Did you know that if you are being attacked, people are most likely to look and respond if you yell “fire!” rather than if you yell “help?” You’re welcome.
So, I fired my kiln last week. I did what’s called a Bisque firing. This essentially means it’s the first time the clay is in the kiln after air drying. A bisque firing allows the clay to harden but still be porous in order for the glaze to stick before the glaze firing (which then “cures” the glaze to the pot). Now, seeing as I don’t have “formal” ceramics training (other than high school and college classes and some workshops after college), I hope this explanation doesn’t make seasoned potters cringe! But I also want to make it easy to understand for anyone who doesn’t know much about ceramics.
[Let’s pause here while I indulge in some karaoke as requested by my tiny human child. OK, so they’re bedtime songs. Check out the photo below; it shows the different stages the clay I use goes through. The color changes at each stage; from a gray/white at bone dry, to light pink after bisque fire then to a light tan/cream color after glaze fire.]
As mentioned, I don’t have any formal training but I have enough knowledge to make stuff. What I had no knowledge of up until the last year was how to run a kiln. Running a kiln has been quite the learning experience. Which can equal a stressed out me since I have little to no patience.
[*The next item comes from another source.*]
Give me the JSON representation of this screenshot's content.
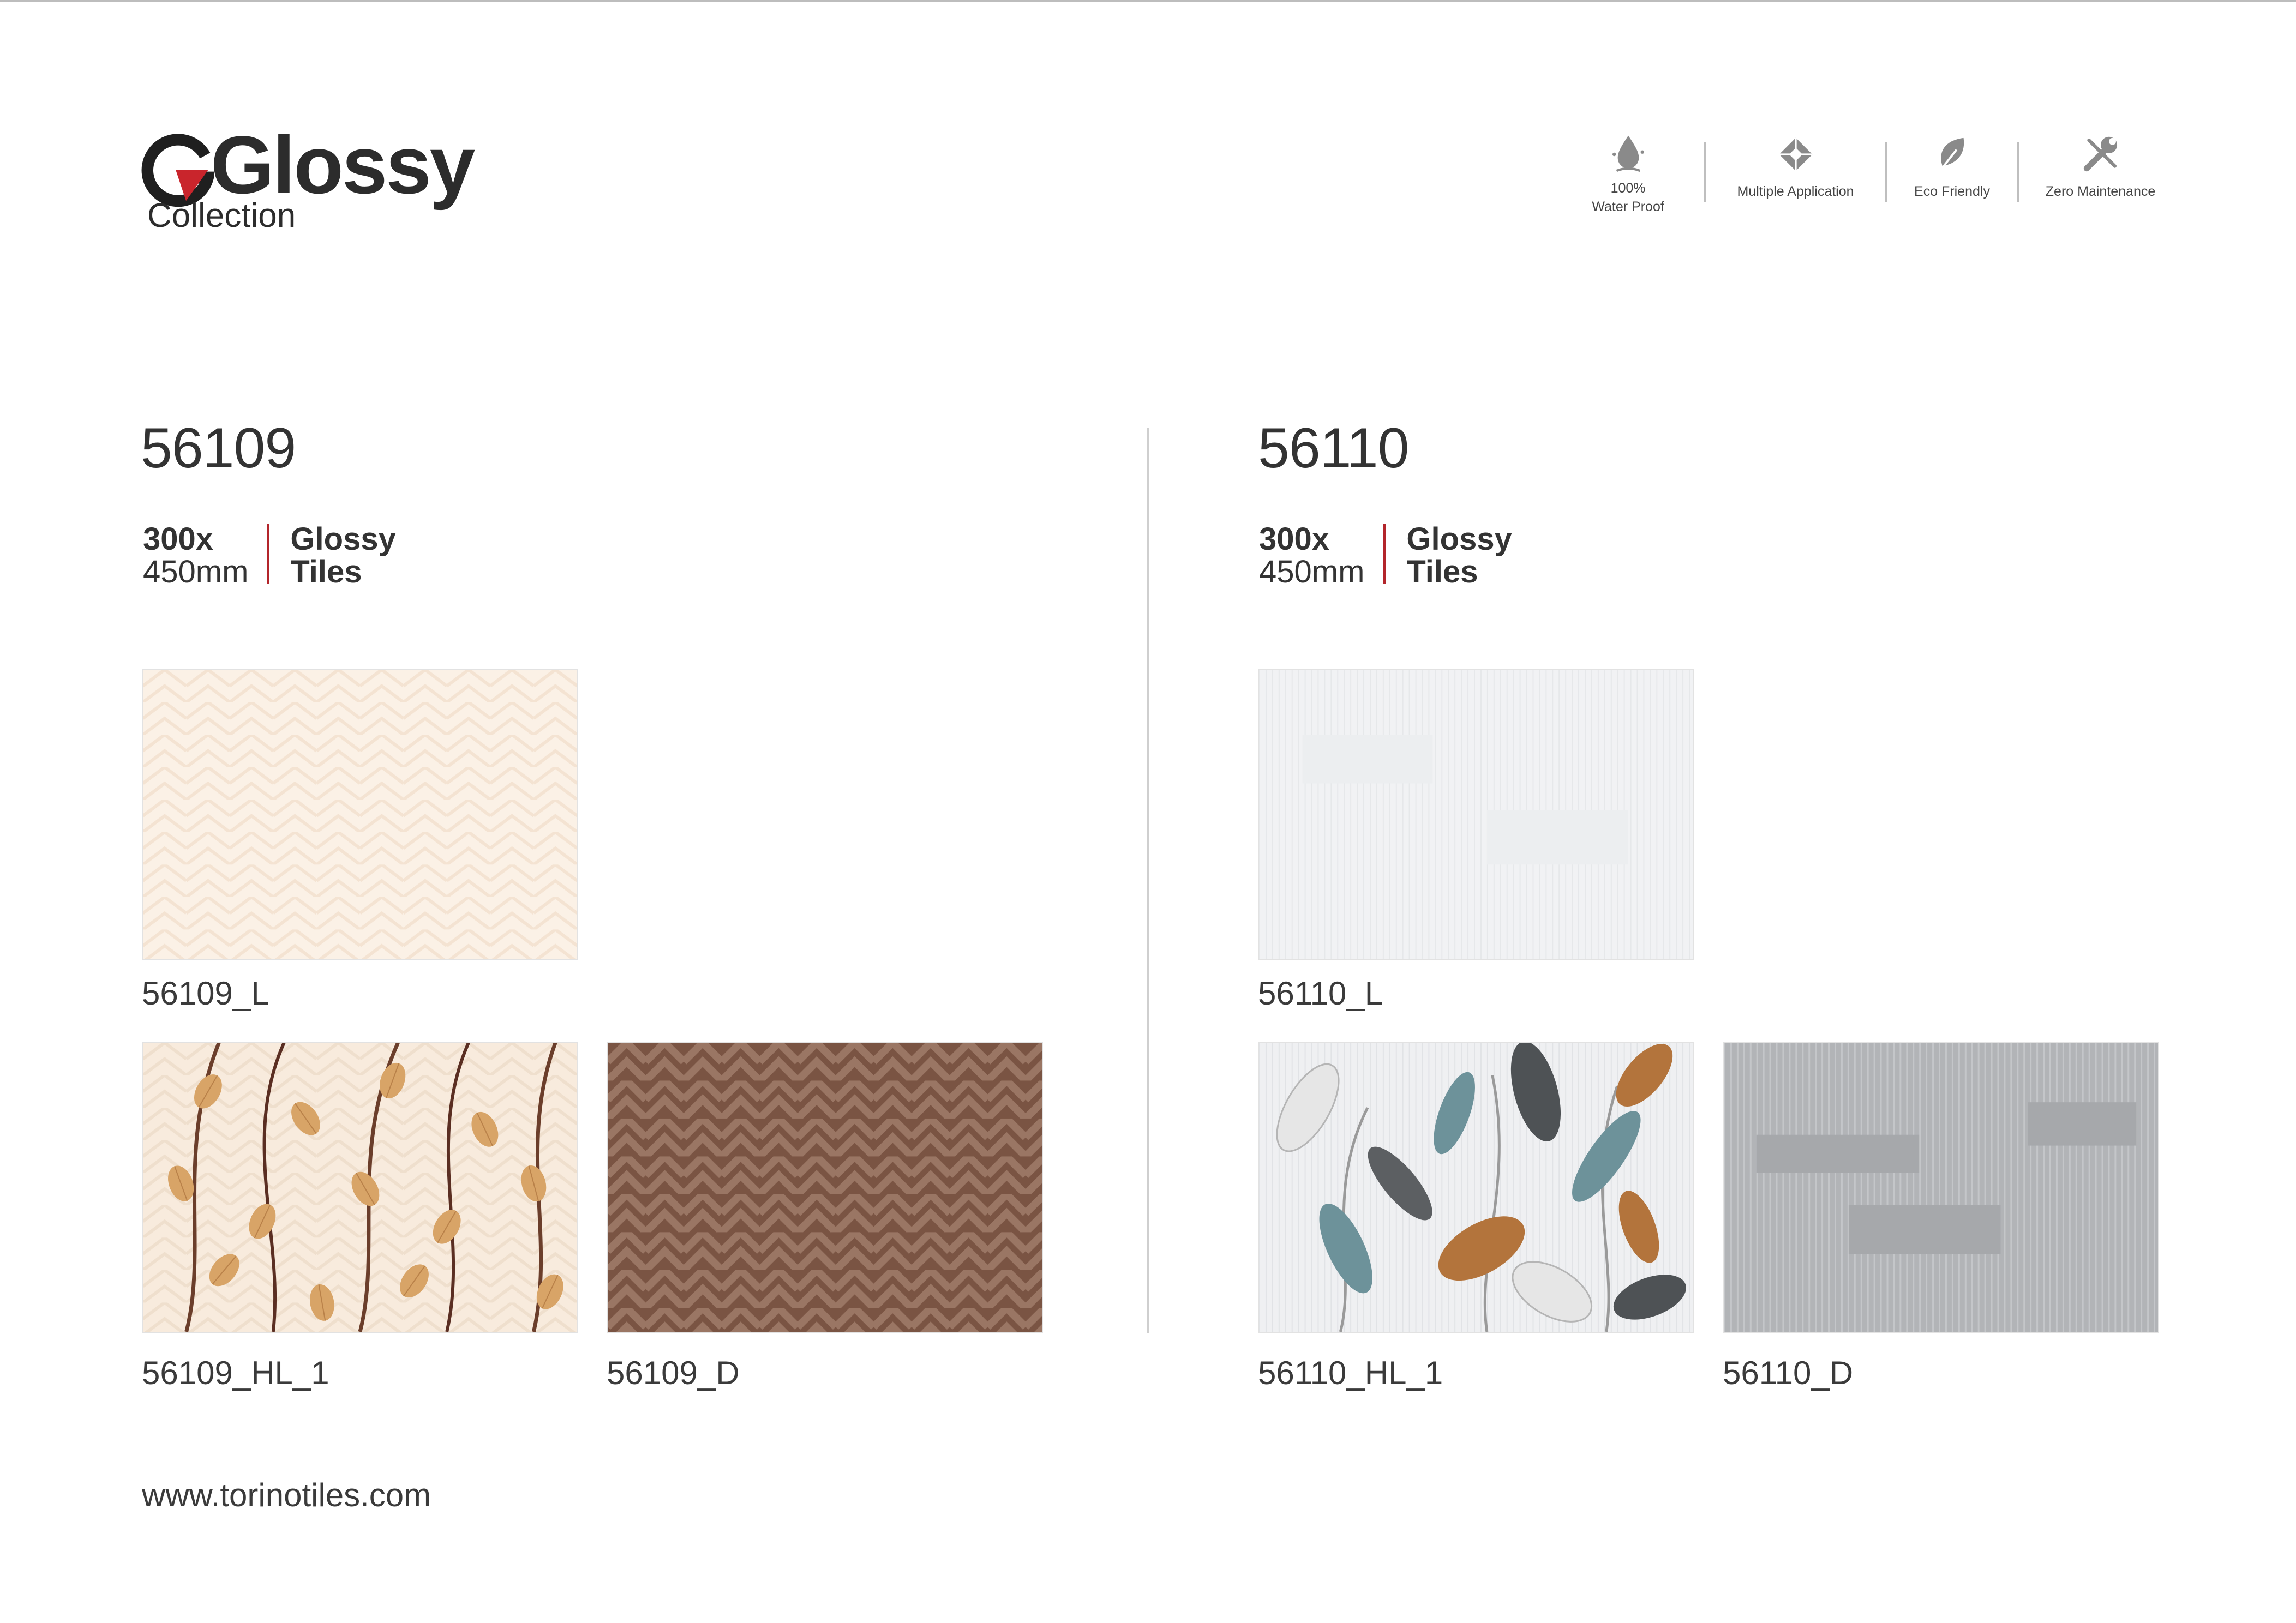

Luckily for me there’s this thing called the “internet.” It’s quite the research tool. Have you ever “googled” something? Wow, that’s some neat-o stuff! Don't worry, I haven’t lived under a rock for the last twenty years so of course I’m kidding. But in all seriousness, there is so much information out there which is really awesome for me. I mean, can you imagine trying to keep a three year old quiet in a library for HOURS while trying to research how to run a kiln? Then again that IS what parents did back in the day before the swift advance of technology right? Am I a lazy parent? Wait. Don’t answer that. I digress.
I was able to find so much information on how to run an electric kiln. I’ll be honest, I was completely overwhelmed and confused once I started looking for what I needed. The kiln I have is a hand-me-down (a very gracious hand me down from my high school ceramics teacher and her hubs.) I was able to find the operating manual for my kiln on the manufacturer’s website (thank you L&L kilns for keeping these online!), along with the operating manual for what controls when the kiln shuts off when it reaches the correct temperature, called the Kiln Sitter. I also found some supplemental information on running electric kilns in general at ceramicartsdaily.org (oh my word, they have SO MUCH information on this website, it's not even funny! I even got a magazine subscription for Christmas), so I have even more information to reference. I mean seriously, I found a binder-ful. Behold, the Great Green Fire Binder!
After finding so much information and reading all of it… Wait, I so did not read all of it! I did read the most important parts though and it actually made a lot of sense. It almost seemed too easy actually. Then again, my brain tends to over complicate things when I am trying something new for the first time. So what did I do? Well I filled my kiln with bone dry pottery and fired the thing! And it went really well (all hail the kiln gods!).
[Let’s pause here while I indulge in some karaoke –Round 2!- as requested by my tiny human child.]
That’s not to say I’ve had nothing but perfect firings. So far my kiln has under-fired (the temperature was lower than it should have been at shut off) once and over-fired (the temperature was higher than it should have been at shut off) once. So I'll keep chugging along!
So moral of this post? There are a lot of instances you can simply teach yourself something in order to get the results you want or to pursue your dreams. If you work hard toward something and push through those moments where you feel overwhelmed with all the new information, you will be rewarded. And you'll feel quite proud of yourself too!
Is there something you've been wanting to try but have been afraid to because of lack of knowledge? Maybe a hobby, a craft, a DIY project? Well you obviously have an internet connection if you're reading this post so START NOW! And if you were or are in the same boat as I was/am then how did you do your research? What tips and tricks do you have?